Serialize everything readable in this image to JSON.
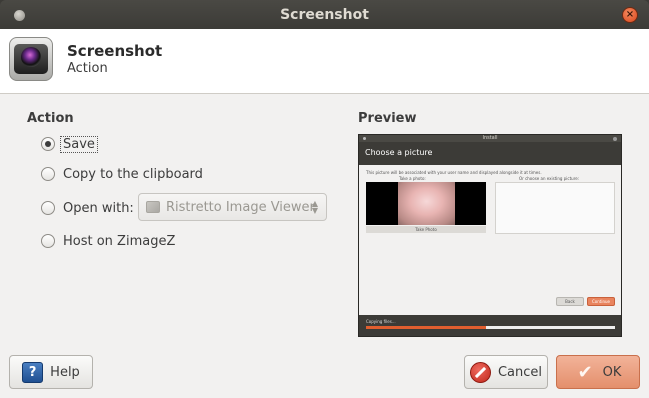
{
  "window": {
    "title": "Screenshot"
  },
  "header": {
    "title": "Screenshot",
    "subtitle": "Action",
    "icon": "camera-icon"
  },
  "action": {
    "label": "Action",
    "options": [
      {
        "label": "Save",
        "checked": true
      },
      {
        "label": "Copy to the clipboard",
        "checked": false
      },
      {
        "label": "Open with:",
        "checked": false
      },
      {
        "label": "Host on ZimageZ",
        "checked": false
      }
    ],
    "open_with_app": "Ristretto Image Viewer"
  },
  "preview": {
    "label": "Preview",
    "window_title": "Install",
    "header": "Choose a picture",
    "description": "This picture will be associated with your user name and displayed alongside it at times.",
    "take_photo_label": "Take a photo:",
    "choose_existing_label": "Or choose an existing picture:",
    "take_photo_button": "Take Photo",
    "back_button": "Back",
    "continue_button": "Continue",
    "status": "Copying files...",
    "progress": 0.48
  },
  "buttons": {
    "help": "Help",
    "cancel": "Cancel",
    "ok": "OK"
  },
  "colors": {
    "accent": "#e48f6c",
    "titlebar": "#3c3b37",
    "progress": "#e05e2f"
  }
}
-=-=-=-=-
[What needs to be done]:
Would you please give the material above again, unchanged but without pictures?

[Answer area]:
Serialize everything readable in this image to JSON.
{
  "window": {
    "title": "Screenshot"
  },
  "header": {
    "title": "Screenshot",
    "subtitle": "Action",
    "icon": "camera-icon"
  },
  "action": {
    "label": "Action",
    "options": [
      {
        "label": "Save",
        "checked": true
      },
      {
        "label": "Copy to the clipboard",
        "checked": false
      },
      {
        "label": "Open with:",
        "checked": false
      },
      {
        "label": "Host on ZimageZ",
        "checked": false
      }
    ],
    "open_with_app": "Ristretto Image Viewer"
  },
  "preview": {
    "label": "Preview",
    "window_title": "Install",
    "header": "Choose a picture",
    "description": "This picture will be associated with your user name and displayed alongside it at times.",
    "take_photo_label": "Take a photo:",
    "choose_existing_label": "Or choose an existing picture:",
    "take_photo_button": "Take Photo",
    "back_button": "Back",
    "continue_button": "Continue",
    "status": "Copying files...",
    "progress": 0.48
  },
  "buttons": {
    "help": "Help",
    "cancel": "Cancel",
    "ok": "OK"
  },
  "colors": {
    "accent": "#e48f6c",
    "titlebar": "#3c3b37",
    "progress": "#e05e2f"
  }
}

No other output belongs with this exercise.